The latest iPhones are the reigning kings of smartphone performance, thanks to the A11 Bionic chip that powers the iPhone 8, 8 Plus and X. And it sounds like it could remain that way even after the Galaxy S9 launches next year.
That's according to some leaked benchmarks allegedly posted by the new phone that appeared on Geekbench, which shows the results of phones in the Geekbench 4 test for general performance.
The phone in question is listed as a Samsung SM-G960F. As BGR reports, that's the model number linked with Samsung's upcoming Galaxy S9. The phone in the Geekbench post is running Android 8 and appears to be powered by a Samsung Exynos chipset. Rumors suggest next year's Galaxy will feature either a next-generation Exynos processor or the rumored Snapdragon 845 mobile platform from Qualcomm.
The Samsung phone posted a multi-core score of 7,787 on Geekbench 4 and a single-core score of 2,680. Those are impressive numbers, especially in the context of the phone the S9 would replace. The Galaxy S8 had a single-core score of 1,846 and a 6,295 multi-core score, for example.

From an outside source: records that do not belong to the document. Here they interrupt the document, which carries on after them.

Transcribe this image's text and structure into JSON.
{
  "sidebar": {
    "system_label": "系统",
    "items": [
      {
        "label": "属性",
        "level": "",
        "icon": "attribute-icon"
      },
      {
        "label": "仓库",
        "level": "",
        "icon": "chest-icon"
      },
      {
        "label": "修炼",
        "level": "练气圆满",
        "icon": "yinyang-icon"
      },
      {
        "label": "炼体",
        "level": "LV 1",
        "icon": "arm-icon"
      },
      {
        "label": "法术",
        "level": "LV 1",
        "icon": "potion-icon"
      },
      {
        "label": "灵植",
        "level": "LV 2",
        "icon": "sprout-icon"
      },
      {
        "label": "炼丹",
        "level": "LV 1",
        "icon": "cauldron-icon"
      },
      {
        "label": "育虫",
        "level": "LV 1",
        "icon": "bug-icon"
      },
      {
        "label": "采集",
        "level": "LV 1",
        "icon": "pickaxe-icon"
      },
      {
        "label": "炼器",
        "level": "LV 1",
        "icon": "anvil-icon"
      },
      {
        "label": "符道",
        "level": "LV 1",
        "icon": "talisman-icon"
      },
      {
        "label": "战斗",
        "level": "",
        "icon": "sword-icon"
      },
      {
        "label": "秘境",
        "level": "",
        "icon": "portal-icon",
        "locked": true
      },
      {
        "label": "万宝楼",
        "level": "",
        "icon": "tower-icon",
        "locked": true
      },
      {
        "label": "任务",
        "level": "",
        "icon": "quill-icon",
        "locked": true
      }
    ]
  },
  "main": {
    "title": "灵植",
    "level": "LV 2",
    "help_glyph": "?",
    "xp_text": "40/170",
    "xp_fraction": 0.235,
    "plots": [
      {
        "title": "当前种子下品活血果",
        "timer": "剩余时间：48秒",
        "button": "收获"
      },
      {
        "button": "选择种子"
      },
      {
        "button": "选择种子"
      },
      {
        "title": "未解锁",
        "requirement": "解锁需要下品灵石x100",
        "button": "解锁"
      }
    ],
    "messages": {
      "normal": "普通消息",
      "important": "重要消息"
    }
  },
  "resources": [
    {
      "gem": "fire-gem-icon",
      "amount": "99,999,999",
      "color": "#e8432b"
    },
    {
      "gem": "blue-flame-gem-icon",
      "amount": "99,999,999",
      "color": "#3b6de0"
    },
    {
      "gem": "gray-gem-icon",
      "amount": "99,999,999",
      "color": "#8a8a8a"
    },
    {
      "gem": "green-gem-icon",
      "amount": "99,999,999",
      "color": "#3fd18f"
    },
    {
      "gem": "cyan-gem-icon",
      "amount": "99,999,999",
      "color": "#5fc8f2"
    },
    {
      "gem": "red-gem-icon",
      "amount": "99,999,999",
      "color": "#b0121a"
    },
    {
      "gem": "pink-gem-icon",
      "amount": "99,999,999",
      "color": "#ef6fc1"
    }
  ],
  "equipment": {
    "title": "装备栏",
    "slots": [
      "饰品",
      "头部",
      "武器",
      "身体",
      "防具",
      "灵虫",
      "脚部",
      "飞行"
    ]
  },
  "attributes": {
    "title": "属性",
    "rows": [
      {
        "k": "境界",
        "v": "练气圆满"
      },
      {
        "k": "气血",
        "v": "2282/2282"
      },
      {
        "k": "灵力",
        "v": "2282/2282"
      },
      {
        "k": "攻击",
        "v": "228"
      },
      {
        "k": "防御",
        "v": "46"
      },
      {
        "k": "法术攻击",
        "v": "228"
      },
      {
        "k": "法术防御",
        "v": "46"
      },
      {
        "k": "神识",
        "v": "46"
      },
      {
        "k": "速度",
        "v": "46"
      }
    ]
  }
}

Right now, the best performing Android phone we've seen is Samsung's Galaxy Note 8, which tallied a multi-core score of 6,564, and that was with the benefit of 6GB of RAM. This new Samsung phone that popped up on the Geekbench site had 4GB of RAM and still outperformed Samsung's current flagships.
But those numbers still can't match what the new iPhones have been able to do with their A11 Bionic CPUs. When we tested the iPhone 8 Plus back in September, it turned in a GeekBench 4 score of 10,472. The iPhone X was a shade slower at a still-impressive 10,357. Those numbers are way ahead of anything this new Samsung device put out, with the caveat that if this is the S9, there's still plenty of time between now and its 2018 release to tweak performance.
Still, the leaked benchmarks show the challenge facing Android phone makers heading into 2018. Apple's A11 chip clearly puts its mobile devices in the lead for smartphone performance, as the iPhone 8 and X also dusted current Android models in our real-world performance tests. If Android phones can't close that performance gap, they're going to have to find other ways to set themselves apart from the iPhone, whether it's new features, better cameras or improved designs.